- _DATASET EXTRACT_:
============
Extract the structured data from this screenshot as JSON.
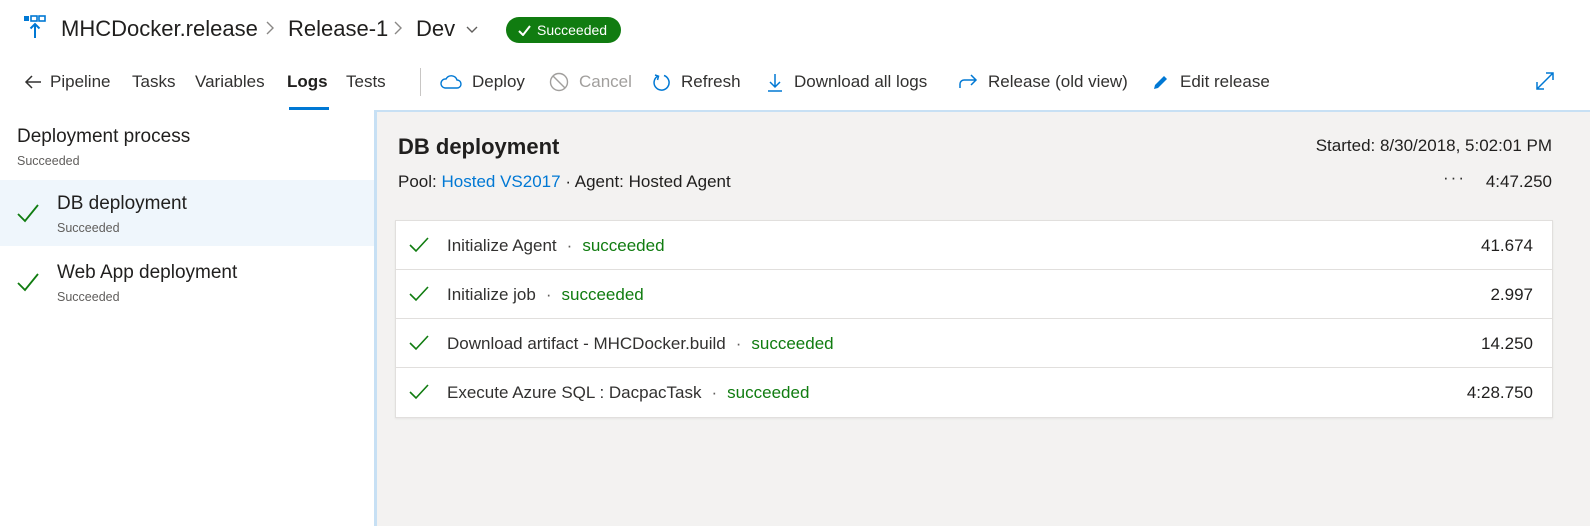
{
  "header": {
    "breadcrumbs": [
      "MHCDocker.release",
      "Release-1",
      "Dev"
    ],
    "status_badge": "Succeeded"
  },
  "toolbar": {
    "tabs": [
      {
        "label": "Pipeline",
        "icon": "arrow-left-icon"
      },
      {
        "label": "Tasks"
      },
      {
        "label": "Variables"
      },
      {
        "label": "Logs",
        "active": true
      },
      {
        "label": "Tests"
      }
    ],
    "actions": [
      {
        "label": "Deploy",
        "icon": "cloud-icon"
      },
      {
        "label": "Cancel",
        "icon": "cancel-icon",
        "disabled": true
      },
      {
        "label": "Refresh",
        "icon": "refresh-icon"
      },
      {
        "label": "Download all logs",
        "icon": "download-icon"
      },
      {
        "label": "Release (old view)",
        "icon": "redo-arrow-icon"
      },
      {
        "label": "Edit release",
        "icon": "pencil-icon"
      }
    ]
  },
  "left_panel": {
    "title": "Deployment process",
    "status": "Succeeded",
    "stages": [
      {
        "name": "DB deployment",
        "status": "Succeeded",
        "selected": true
      },
      {
        "name": "Web App deployment",
        "status": "Succeeded"
      }
    ]
  },
  "job": {
    "title": "DB deployment",
    "pool_label": "Pool:",
    "pool": "Hosted VS2017",
    "agent": "· Agent: Hosted Agent",
    "started": "Started: 8/30/2018, 5:02:01 PM",
    "more": "···",
    "duration": "4:47.250",
    "tasks": [
      {
        "name": "Initialize Agent",
        "status": "succeeded",
        "duration": "41.674"
      },
      {
        "name": "Initialize job",
        "status": "succeeded",
        "duration": "2.997"
      },
      {
        "name": "Download artifact - MHCDocker.build",
        "status": "succeeded",
        "duration": "14.250"
      },
      {
        "name": "Execute Azure SQL : DacpacTask",
        "status": "succeeded",
        "duration": "4:28.750"
      }
    ]
  },
  "colors": {
    "accent": "#0078d4",
    "success": "#107c10",
    "selected_bg": "#eff6fc",
    "panel_bg": "#f3f2f1"
  }
}
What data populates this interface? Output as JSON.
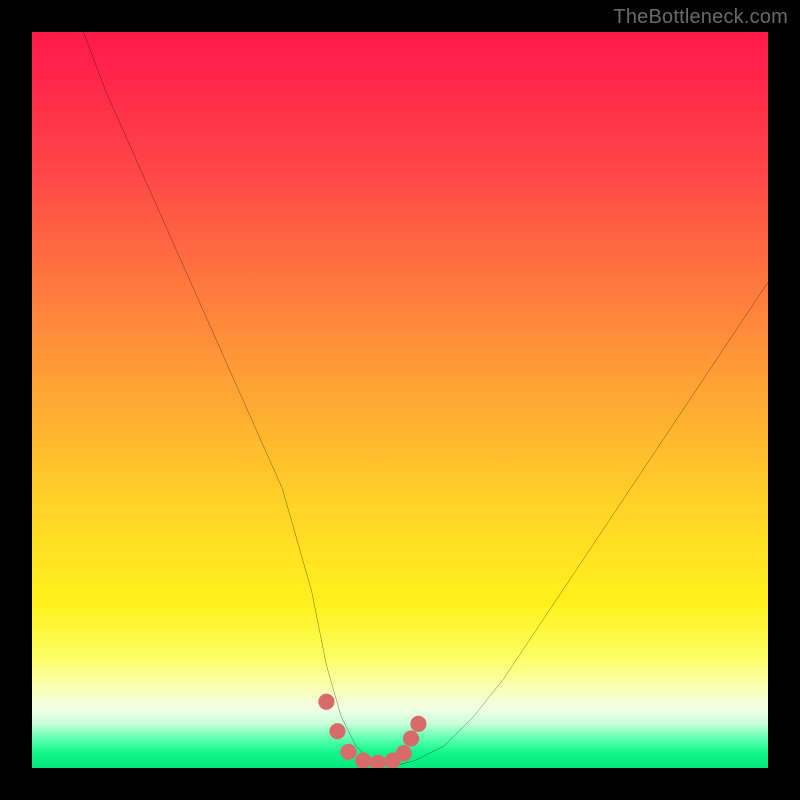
{
  "watermark": "TheBottleneck.com",
  "chart_data": {
    "type": "line",
    "title": "",
    "xlabel": "",
    "ylabel": "",
    "xlim": [
      0,
      100
    ],
    "ylim": [
      0,
      100
    ],
    "series": [
      {
        "name": "v-curve",
        "x": [
          7,
          10,
          14,
          18,
          22,
          26,
          30,
          34,
          38,
          40,
          42,
          44,
          46,
          48,
          50,
          52,
          56,
          60,
          64,
          68,
          72,
          76,
          80,
          84,
          88,
          92,
          96,
          100
        ],
        "y": [
          100,
          92,
          83,
          74,
          65,
          56,
          47,
          38,
          24,
          14,
          7,
          3,
          1,
          0.5,
          0.5,
          1,
          3,
          7,
          12,
          18,
          24,
          30,
          36,
          42,
          48,
          54,
          60,
          66
        ]
      }
    ],
    "markers": {
      "name": "highlight-dots",
      "color": "#d96a6a",
      "x": [
        40,
        41.5,
        43,
        45,
        47,
        49,
        50.5,
        51.5,
        52.5
      ],
      "y": [
        9,
        5,
        2.2,
        1,
        0.7,
        1,
        2,
        4,
        6
      ]
    },
    "background_gradient": {
      "top": "#ff1a4a",
      "upper_mid": "#ffa833",
      "lower_mid": "#fff21c",
      "bottom": "#06e87e"
    }
  }
}
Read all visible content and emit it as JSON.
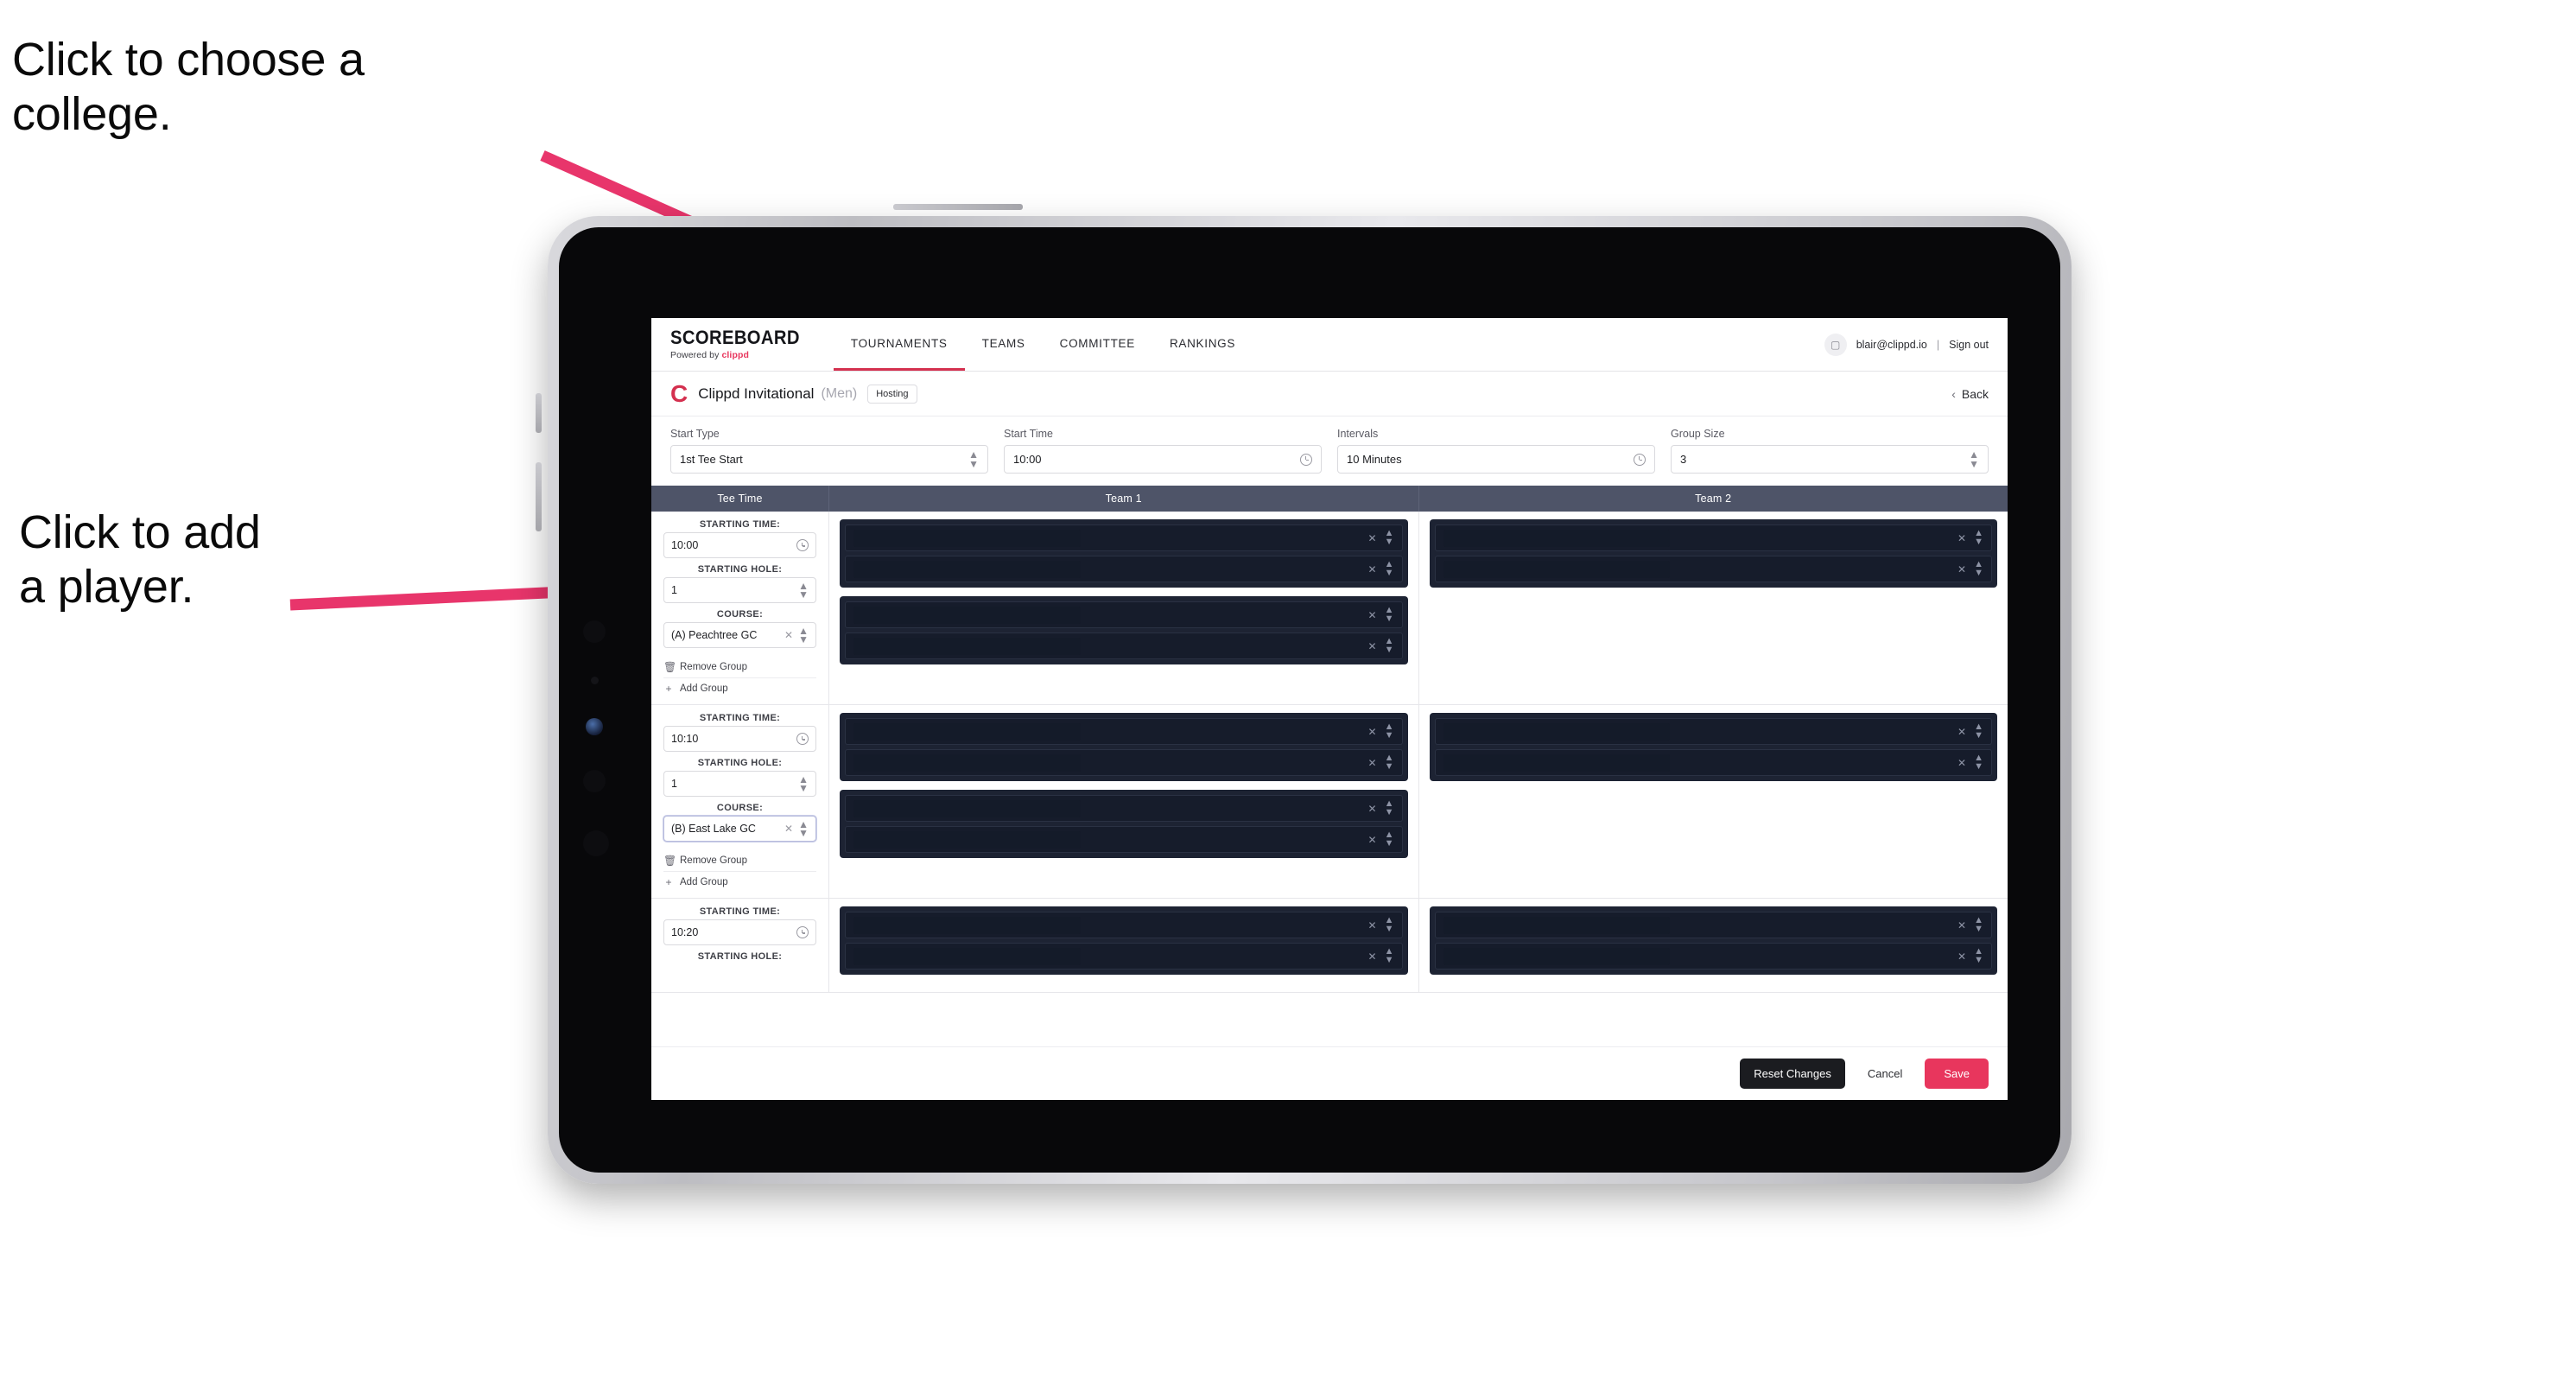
{
  "annotations": [
    {
      "id": "college",
      "text": "Click to choose a\ncollege."
    },
    {
      "id": "player",
      "text": "Click to add\na player."
    }
  ],
  "colors": {
    "accent": "#e8365d",
    "nav_active_underline": "#d4304f",
    "table_header_bg": "#4e5468",
    "slot_bg": "#1d2333",
    "save_button": "#e8365d",
    "reset_button": "#1b1c20",
    "arrow": "#e8356b"
  },
  "topnav": {
    "brand_word": "SCOREBOARD",
    "brand_sub_prefix": "Powered by ",
    "brand_sub_name": "clippd",
    "tabs": [
      {
        "label": "TOURNAMENTS",
        "active": true
      },
      {
        "label": "TEAMS",
        "active": false
      },
      {
        "label": "COMMITTEE",
        "active": false
      },
      {
        "label": "RANKINGS",
        "active": false
      }
    ],
    "avatar_icon": "user-avatar-icon",
    "email": "blair@clippd.io",
    "separator": "|",
    "sign_out": "Sign out"
  },
  "title_row": {
    "logo_letter": "C",
    "tournament_name": "Clippd Invitational",
    "gender": "(Men)",
    "role_chip": "Hosting",
    "back_chevron": "‹",
    "back_label": "Back"
  },
  "controls": [
    {
      "label": "Start Type",
      "value": "1st Tee Start",
      "affix": "stepper"
    },
    {
      "label": "Start Time",
      "value": "10:00",
      "affix": "clock"
    },
    {
      "label": "Intervals",
      "value": "10 Minutes",
      "affix": "clock"
    },
    {
      "label": "Group Size",
      "value": "3",
      "affix": "stepper"
    }
  ],
  "table": {
    "columns": [
      {
        "key": "tee",
        "label": "Tee Time"
      },
      {
        "key": "team1",
        "label": "Team 1"
      },
      {
        "key": "team2",
        "label": "Team 2"
      }
    ],
    "field_labels": {
      "starting_time": "STARTING TIME:",
      "starting_hole": "STARTING HOLE:",
      "course": "COURSE:"
    },
    "group_actions": {
      "remove": "Remove Group",
      "remove_icon": "trash-icon",
      "add": "Add Group",
      "add_icon": "plus-icon"
    },
    "rows": [
      {
        "starting_time": "10:00",
        "starting_hole": "1",
        "course": "(A) Peachtree GC",
        "course_focused": false,
        "team1_groups": [
          2,
          2
        ],
        "team2_groups": [
          2
        ],
        "truncated": false
      },
      {
        "starting_time": "10:10",
        "starting_hole": "1",
        "course": "(B) East Lake GC",
        "course_focused": true,
        "team1_groups": [
          2,
          2
        ],
        "team2_groups": [
          2
        ],
        "truncated": false
      },
      {
        "starting_time": "10:20",
        "starting_hole": "",
        "course": "",
        "course_focused": false,
        "team1_groups": [
          2
        ],
        "team2_groups": [
          2
        ],
        "truncated": true
      }
    ],
    "slot_clear_icon": "clear-x-icon",
    "slot_stepper_icon": "stepper-icon"
  },
  "footer": {
    "reset_label": "Reset Changes",
    "cancel_label": "Cancel",
    "save_label": "Save"
  }
}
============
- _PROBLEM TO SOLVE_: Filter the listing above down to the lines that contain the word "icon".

- _RESULT_:
        "icon": "arrow-left-icon"
        "icon": "cloud-icon"
        "icon": "cancel-icon",
        "icon": "refresh-icon"
        "icon": "download-icon"
        "icon": "redo-arrow-icon"
        "icon": "pencil-icon"
    "avatar_icon": "user-avatar-icon",
      "remove_icon": "trash-icon",
      "add_icon": "plus-icon"
    "slot_clear_icon": "clear-x-icon",
    "slot_stepper_icon": "stepper-icon"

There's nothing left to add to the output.